One group of studies found that although poor and working-class boys lag behind girls in reading when they get to middle school, boys in the wealthiest schools do not fall behind, either in middle school or in high school. University of Michigan education professor Valerie Lee reports that gender differences in academic performance are "small to moderate."
In my mind, that notion has combined with how the storyline in just about any Tennesse Williams' play suggests that when push comes to shove the male of the human species will also attempt to affect change in his world via violence. When reason or civil negotiations break down, a man can always hurl something across a room to try to regain the upper hand. In William's world, women have more subtle powers, and while men have access to those too, they rely on violence as their ultimate trump card.

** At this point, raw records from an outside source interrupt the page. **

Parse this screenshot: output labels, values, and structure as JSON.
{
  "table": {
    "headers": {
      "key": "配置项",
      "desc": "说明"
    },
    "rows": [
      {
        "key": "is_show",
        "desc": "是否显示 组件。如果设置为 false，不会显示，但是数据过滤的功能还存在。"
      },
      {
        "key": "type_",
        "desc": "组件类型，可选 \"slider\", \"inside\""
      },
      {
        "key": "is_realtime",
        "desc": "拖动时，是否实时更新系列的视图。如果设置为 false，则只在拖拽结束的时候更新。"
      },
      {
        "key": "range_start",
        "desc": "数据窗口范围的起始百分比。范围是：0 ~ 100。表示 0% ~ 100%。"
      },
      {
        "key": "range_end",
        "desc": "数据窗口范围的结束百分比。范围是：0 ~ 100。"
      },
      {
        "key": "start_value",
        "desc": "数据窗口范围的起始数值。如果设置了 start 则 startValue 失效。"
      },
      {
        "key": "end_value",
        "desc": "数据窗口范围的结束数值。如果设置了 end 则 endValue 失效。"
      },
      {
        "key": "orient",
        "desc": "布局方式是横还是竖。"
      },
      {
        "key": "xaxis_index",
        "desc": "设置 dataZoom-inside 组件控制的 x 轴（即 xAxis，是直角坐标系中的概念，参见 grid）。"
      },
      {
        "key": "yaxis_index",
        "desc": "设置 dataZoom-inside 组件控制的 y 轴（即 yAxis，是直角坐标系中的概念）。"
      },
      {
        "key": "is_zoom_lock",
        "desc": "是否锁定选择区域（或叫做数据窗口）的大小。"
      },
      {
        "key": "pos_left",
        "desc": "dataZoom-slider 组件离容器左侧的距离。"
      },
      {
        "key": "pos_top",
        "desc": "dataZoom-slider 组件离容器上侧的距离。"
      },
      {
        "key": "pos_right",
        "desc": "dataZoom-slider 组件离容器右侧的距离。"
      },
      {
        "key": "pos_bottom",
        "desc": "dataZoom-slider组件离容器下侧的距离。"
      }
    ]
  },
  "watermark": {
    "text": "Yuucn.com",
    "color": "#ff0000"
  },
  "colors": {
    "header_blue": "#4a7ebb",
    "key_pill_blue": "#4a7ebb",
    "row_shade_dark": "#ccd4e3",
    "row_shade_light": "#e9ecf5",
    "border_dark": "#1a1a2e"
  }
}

As Cady Noland noted, however, we humans (at least in America) have collectively come to view violence as "abnormal."
OK, so I don't really mean that. What I really mean is that mostly women view violence as "abnormal" and mostly men agree with the women or stay silent on the topic in polite company. Very few of my male friends, gay or straight, volunteer that they find boxing or football or rugby or action movies or whatever too "violent." Only my women friends ever say that. My male friends may not seek out violence in their daily lives, but they seem to understand its appeal.
So putting together the findings about the true disparity being related to socio-economic conditions with the belief that violence is nature's way of letting males assert their power when all else fails, this has led me to begin to wonder whether the "crisis" some perceive isn't about personal achievement as much as it about personal power. Boys are frustrated (and that reveals itself in their school work and other social interactions) because they're told to resist their nature. It's like the son in "The Incredibles" who was told not to use his superhuman speed by his parents...he was utterly frustrated, and it led to him acting out.

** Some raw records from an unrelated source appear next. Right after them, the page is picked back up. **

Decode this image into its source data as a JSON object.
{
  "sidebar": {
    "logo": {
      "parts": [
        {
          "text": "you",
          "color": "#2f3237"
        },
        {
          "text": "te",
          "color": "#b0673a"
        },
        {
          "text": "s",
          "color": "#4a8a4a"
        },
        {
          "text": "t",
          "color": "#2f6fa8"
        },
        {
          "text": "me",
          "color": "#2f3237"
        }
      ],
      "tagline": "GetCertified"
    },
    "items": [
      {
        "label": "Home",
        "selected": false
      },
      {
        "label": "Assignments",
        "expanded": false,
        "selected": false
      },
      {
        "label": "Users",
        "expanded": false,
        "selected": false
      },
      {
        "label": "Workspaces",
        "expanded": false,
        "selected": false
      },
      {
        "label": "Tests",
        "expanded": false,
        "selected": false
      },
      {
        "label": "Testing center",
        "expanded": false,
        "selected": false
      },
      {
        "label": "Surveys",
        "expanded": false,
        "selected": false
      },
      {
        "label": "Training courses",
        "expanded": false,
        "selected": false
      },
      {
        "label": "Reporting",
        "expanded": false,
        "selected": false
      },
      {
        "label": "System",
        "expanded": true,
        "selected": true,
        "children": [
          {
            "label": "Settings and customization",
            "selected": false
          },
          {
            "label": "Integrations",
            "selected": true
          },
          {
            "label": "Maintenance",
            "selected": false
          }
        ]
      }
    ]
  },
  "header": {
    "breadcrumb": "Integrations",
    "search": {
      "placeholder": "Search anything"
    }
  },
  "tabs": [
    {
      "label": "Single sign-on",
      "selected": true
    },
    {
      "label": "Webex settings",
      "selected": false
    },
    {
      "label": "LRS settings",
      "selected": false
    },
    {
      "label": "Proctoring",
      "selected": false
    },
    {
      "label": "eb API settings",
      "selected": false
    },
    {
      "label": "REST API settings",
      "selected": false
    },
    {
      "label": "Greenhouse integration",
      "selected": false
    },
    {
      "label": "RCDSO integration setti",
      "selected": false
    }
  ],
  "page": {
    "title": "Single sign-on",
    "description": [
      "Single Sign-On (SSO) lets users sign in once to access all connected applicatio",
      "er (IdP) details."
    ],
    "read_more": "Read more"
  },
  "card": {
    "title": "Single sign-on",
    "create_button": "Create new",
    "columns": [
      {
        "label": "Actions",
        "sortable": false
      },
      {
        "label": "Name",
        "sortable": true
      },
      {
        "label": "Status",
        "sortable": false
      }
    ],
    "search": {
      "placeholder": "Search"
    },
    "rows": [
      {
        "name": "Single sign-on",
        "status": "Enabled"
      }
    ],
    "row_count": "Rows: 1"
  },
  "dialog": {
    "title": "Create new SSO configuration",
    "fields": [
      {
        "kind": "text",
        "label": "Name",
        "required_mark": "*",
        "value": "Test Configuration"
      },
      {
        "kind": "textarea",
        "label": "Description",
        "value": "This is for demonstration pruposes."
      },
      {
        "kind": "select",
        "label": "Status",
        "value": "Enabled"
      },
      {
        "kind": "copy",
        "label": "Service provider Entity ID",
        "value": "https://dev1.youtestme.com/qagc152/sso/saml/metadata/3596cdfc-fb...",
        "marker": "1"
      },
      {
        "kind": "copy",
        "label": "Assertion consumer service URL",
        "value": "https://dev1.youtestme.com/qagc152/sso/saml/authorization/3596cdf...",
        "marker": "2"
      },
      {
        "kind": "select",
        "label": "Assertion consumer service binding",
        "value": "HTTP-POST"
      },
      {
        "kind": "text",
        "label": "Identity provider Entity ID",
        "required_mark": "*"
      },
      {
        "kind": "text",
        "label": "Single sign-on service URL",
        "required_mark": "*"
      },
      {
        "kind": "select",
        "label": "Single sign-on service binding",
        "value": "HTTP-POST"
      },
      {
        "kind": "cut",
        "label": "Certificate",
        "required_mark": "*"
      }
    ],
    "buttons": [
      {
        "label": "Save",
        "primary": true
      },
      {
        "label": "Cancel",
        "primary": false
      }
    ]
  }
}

On the other hand, in a world where violence is frowned upon for males, if you come from a well-to-do family, you'll have personal resources other than violence to help you get ahead in life, so you do. If you're poor or marginalized by society (meaning that connections or money can't buy you better results), your ultimate power as a male is violence, but you're not allowed to access that. The system is rigged. You have this ability, but they say you can't use it.

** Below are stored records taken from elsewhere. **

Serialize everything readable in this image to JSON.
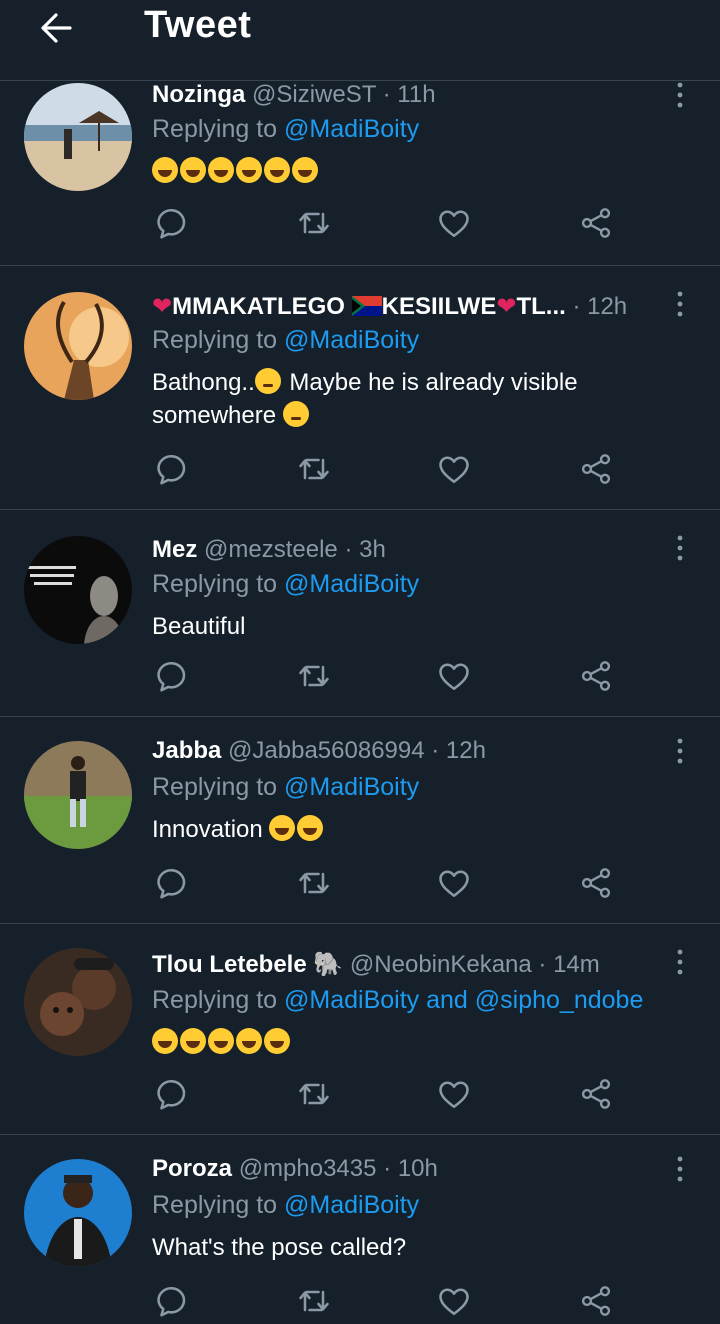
{
  "header": {
    "title": "Tweet"
  },
  "replying_prefix": "Replying to",
  "tweets": [
    {
      "name": "Nozinga",
      "handle": "@SiziweST",
      "time": "· 11h",
      "mentions": "@MadiBoity",
      "text": "",
      "emoji": "🤣🤣🤣🤣🤣🤣"
    },
    {
      "name": "MMAKATLEGO",
      "name2": "KESIILWE",
      "name3": "TL...",
      "handle": "",
      "time": "· 12h",
      "mentions": "@MadiBoity",
      "text": "Bathong..",
      "text2": "Maybe he is already visible somewhere"
    },
    {
      "name": "Mez",
      "handle": "@mezsteele",
      "time": "· 3h",
      "mentions": "@MadiBoity",
      "text": "Beautiful"
    },
    {
      "name": "Jabba",
      "handle": "@Jabba56086994",
      "time": "· 12h",
      "mentions": "@MadiBoity",
      "text": "Innovation"
    },
    {
      "name": "Tlou Letebele",
      "handle": "@NeobinKekana",
      "time": "· 14m",
      "mentions": "@MadiBoity and @sipho_ndobe",
      "text": ""
    },
    {
      "name": "Poroza",
      "handle": "@mpho3435",
      "time": "· 10h",
      "mentions": "@MadiBoity",
      "text": "What's the pose called?"
    }
  ],
  "colors": {
    "background": "#15202b",
    "accent": "#1d9bf0",
    "muted": "#8b98a5",
    "divider": "#38444d"
  }
}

Of course there are males with no violent urges and females who can hold their own among the most brutish of males...as in all things with humans, there's a sliding scale...but I do wonder how to reconcile the "righteousness about violence" we used to share as Americans and as mammals with the forced anti-violent creatures we seem to be collectively now. And I should be careful to note that I'm not suggesting the Tea Party idiots hurling bricks through windows or Christian militia plotting terrorist actions have any sort of "violence virtue" on their side. I would rather they spend half an hour trying to really understand the Health Insurance Reform legislation with an open mind (and a realistic assessment of their own income and how it will really impact them personally). I suspect most of them would calm down quite a bit as a result.
But I can't help but wonder whether we have gone too far in suppressing our nature. What correcting that might mean isn't clear to me (it's irresponsible to call for more violence, I know). Then again, none of the beasts on Animal Planet seek out violence for its own sake. They simply resort to it when pushed to.
Labels: open thread